Horner: “I think there are rights that are available to us but I think unfortunately the result…the stewards are a pretty set in their decision, but I think it will be meaningless to take things further, we’ll look at it, we’ll talk it through shortly but that would be my initial reaction.”
Among others, Bottas and Leclerc and a front-seat view on them colliding. The Finn said he saw it coming already in Sprint Qualifying that the two are racing quite hard. For the Monegasque’s initial thought was that it was more on racing incident side.
Bottas: “I saw them fighting through lap one, a bit like yesterday. I had a feeling something is going to happen – but they were fighting hard. That kind of thing, that happens, it’s racing. It can happen. When you fight hard, you, when you don’t give up. I’m just happy that Max is fine because it was a big shunt. Also, I really feel like Lewis fully deserved the win.
Leclerc: “It is very difficult to judge it from the car; we are very low. So it’s difficult to see. Everything went very quick. Obviously I could see there was quite a bit of things going around in front of me. And yeah, I think it’s a racing incident.
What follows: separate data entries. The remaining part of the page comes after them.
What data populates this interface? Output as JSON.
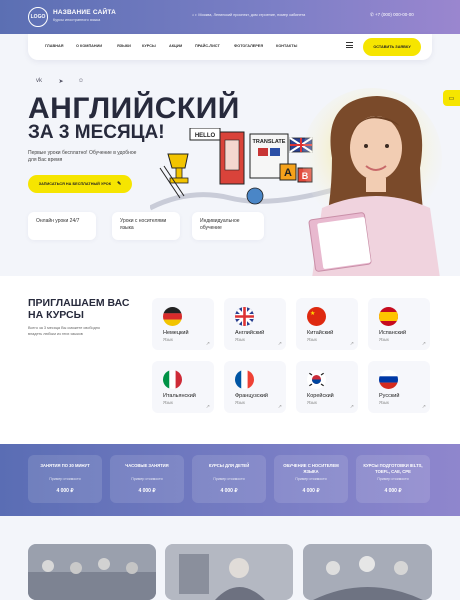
{
  "header": {
    "logo_text": "LOGO",
    "site_name": "НАЗВАНИЕ САЙТА",
    "site_sub": "Курсы иностранного языка",
    "address": "г. Москва, Ленинский проспект, дом строение, номер кабинета",
    "phone": "+7 (000) 000-00-00"
  },
  "nav": {
    "items": [
      "ГЛАВНАЯ",
      "О КОМПАНИИ",
      "ЯЗЫКИ",
      "КУРСЫ",
      "АКЦИИ",
      "ПРАЙС-ЛИСТ",
      "ФОТОГАЛЕРЕЯ",
      "КОНТАКТЫ"
    ],
    "cta": "ОСТАВИТЬ ЗАЯВКУ"
  },
  "social": [
    "vk-icon",
    "telegram-icon",
    "ok-icon"
  ],
  "hero": {
    "title": "АНГЛИЙСКИЙ",
    "subtitle": "ЗА 3 МЕСЯЦА!",
    "desc": "Первые уроки бесплатно! Обучение в удобное для Вас время",
    "button": "ЗАПИСАТЬСЯ НА БЕСПЛАТНЫЙ УРОК",
    "features": [
      "Онлайн уроки 24/7",
      "Уроки с носителями языка",
      "Индивидуальное обучение"
    ],
    "illus_words": [
      "HELLO",
      "TRANSLATE",
      "A",
      "B"
    ]
  },
  "courses": {
    "title": "ПРИГЛАШАЕМ ВАС НА КУРСЫ",
    "subtitle": "Всего за 3 месяца Вы сможете свободно владеть любым из этих языков",
    "langs": [
      {
        "name": "Немецкий",
        "label": "Язык"
      },
      {
        "name": "Английский",
        "label": "Язык"
      },
      {
        "name": "Китайский",
        "label": "Язык"
      },
      {
        "name": "Испанский",
        "label": "Язык"
      },
      {
        "name": "Итальянский",
        "label": "Язык"
      },
      {
        "name": "Французский",
        "label": "Язык"
      },
      {
        "name": "Корейский",
        "label": "Язык"
      },
      {
        "name": "Русский",
        "label": "Язык"
      }
    ]
  },
  "prices": [
    {
      "title": "ЗАНЯТИЯ ПО 30 МИНУТ",
      "note": "Пример стоимости",
      "price": "4 000 ₽"
    },
    {
      "title": "ЧАСОВЫЕ ЗАНЯТИЯ",
      "note": "Пример стоимости",
      "price": "4 000 ₽"
    },
    {
      "title": "КУРСЫ ДЛЯ ДЕТЕЙ",
      "note": "Пример стоимости",
      "price": "4 000 ₽"
    },
    {
      "title": "ОБУЧЕНИЕ С НОСИТЕЛЕМ ЯЗЫКА",
      "note": "Пример стоимости",
      "price": "4 000 ₽"
    },
    {
      "title": "КУРСЫ ПОДГОТОВКИ IELTS, TOEFL, CAE, CPE",
      "note": "Пример стоимости",
      "price": "4 000 ₽"
    }
  ],
  "colors": {
    "accent": "#f6e500",
    "brand": "#6a74bd",
    "text": "#272a3c"
  }
}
It’s quite difficult to put the blame on one or the other. Obviously there was space on the inside. Maybe Lewis was not completely at the apex but it’s also true that Max was quite aggressive on the outside. So, things happen, so what is the most important today is that Max is unharmed and is fine.”
From FIA Race Director, Michael Masi, he noted that the outcome of the incident was not the catalyst of penalty as suggested by many. The stewards note put blame on Hamilton solely as he did not reach to the threshold of the corner with the room available on the inside.
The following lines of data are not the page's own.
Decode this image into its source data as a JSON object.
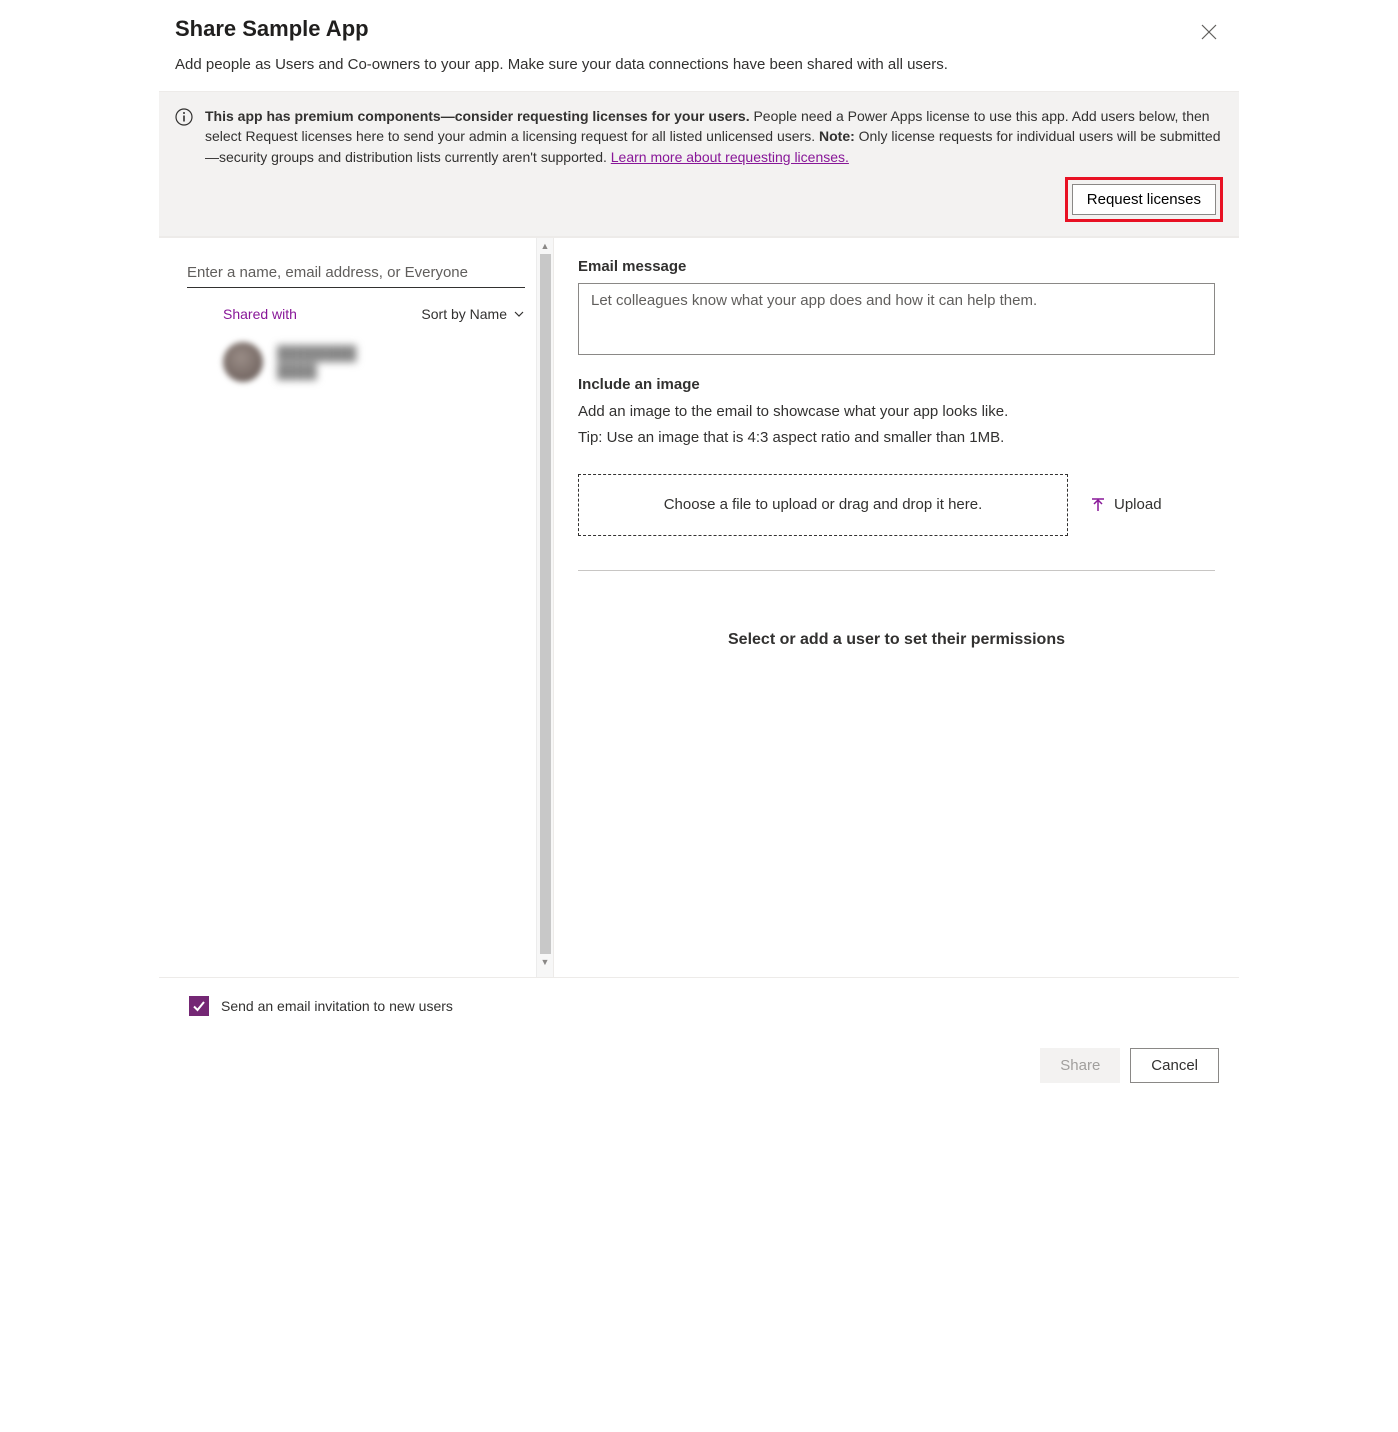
{
  "header": {
    "title": "Share Sample App",
    "subtitle": "Add people as Users and Co-owners to your app. Make sure your data connections have been shared with all users."
  },
  "banner": {
    "bold_intro": "This app has premium components—consider requesting licenses for your users.",
    "text_part1": " People need a Power Apps license to use this app. Add users below, then select Request licenses here to send your admin a licensing request for all listed unlicensed users. ",
    "note_label": "Note:",
    "note_text": " Only license requests for individual users will be submitted—security groups and distribution lists currently aren't supported. ",
    "link_text": "Learn more about requesting licenses.",
    "button_label": "Request licenses"
  },
  "left": {
    "search_placeholder": "Enter a name, email address, or Everyone",
    "shared_with_label": "Shared with",
    "sort_label": "Sort by Name",
    "user_name": "████████",
    "user_sub": "████"
  },
  "right": {
    "email_label": "Email message",
    "email_placeholder": "Let colleagues know what your app does and how it can help them.",
    "image_label": "Include an image",
    "image_desc_line1": "Add an image to the email to showcase what your app looks like.",
    "image_desc_line2": "Tip: Use an image that is 4:3 aspect ratio and smaller than 1MB.",
    "dropzone_text": "Choose a file to upload or drag and drop it here.",
    "upload_label": "Upload",
    "perm_prompt": "Select or add a user to set their permissions"
  },
  "footer": {
    "email_invite_label": "Send an email invitation to new users",
    "share_label": "Share",
    "cancel_label": "Cancel"
  }
}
Incident’s outcome no play:
Masi: “It has been a mainstay for many, many years – and this came through discussions prior to my time between all of the teams, the FIA and F1, and the team principals were all quite adamant – that you should not consider the consequences in an incident. So when the stewards are judging incidents, they judge the incident itself and the merits of the incident, not what happens afterwards as a consequence.
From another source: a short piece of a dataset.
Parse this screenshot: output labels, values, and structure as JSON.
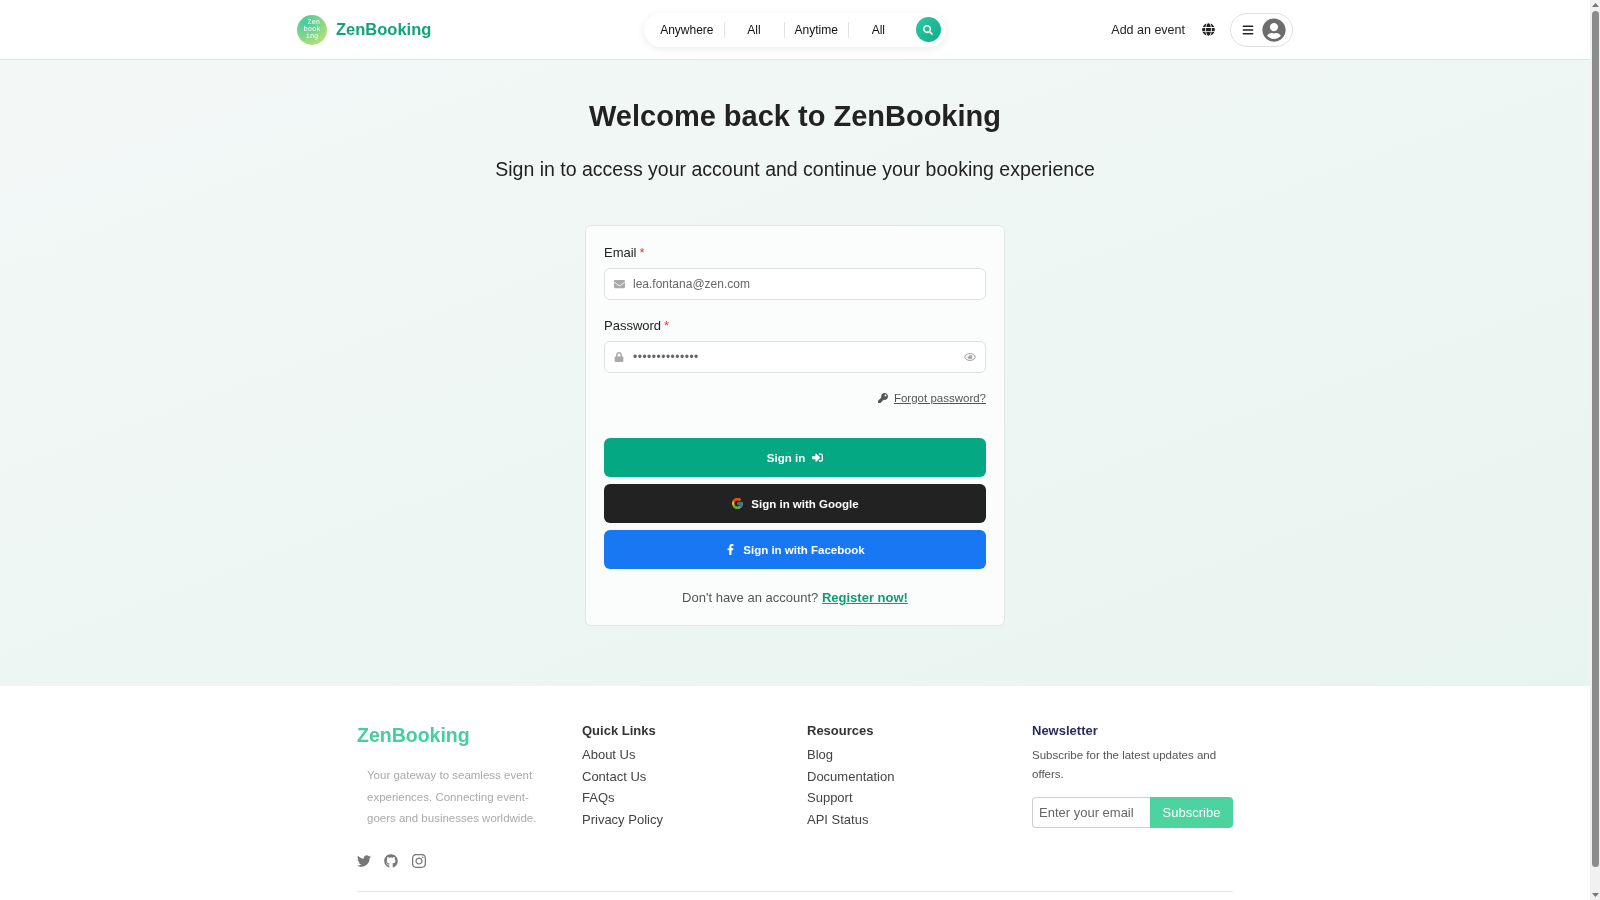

“And that’s been something that the stewards have done for many years and have been advised to do from the top down. So that’s the way that the stewards judge it, because if you start taking consequences into account, there’s so many variables, rather than judging the incident itself on its merits. If you look at it on that basis, you’ll never find a penalty that would address an imbalance like that.
“So that’s why, going back a few years, the teams, which was team principals, made a very clear distinction that they did not want consequence taken into the account. They wanted to base on the incident itself. So I completely understand their perspective. And I think that’s a generally held view across all stewarding to not look at consequences for that exact purpose.”
Charles Leclerc’s move better way to handle:
Masi: “I don’t know that they express a view on what he should have done, but their view was that he was predominantly to blame for that. The big part was similar to what happened with Charles later on, that he could have tucked in closer to the apex. The wording was quite clear as per the regulations that he was predominantly to blame. He wasn’t seen as wholly to blame for it, but seen as predominantly to blame. He could have tucked in further, and that may have changed the outcome, but we don’t know, we judge it on the incident itself.”
Here’s how F1 British GP panned out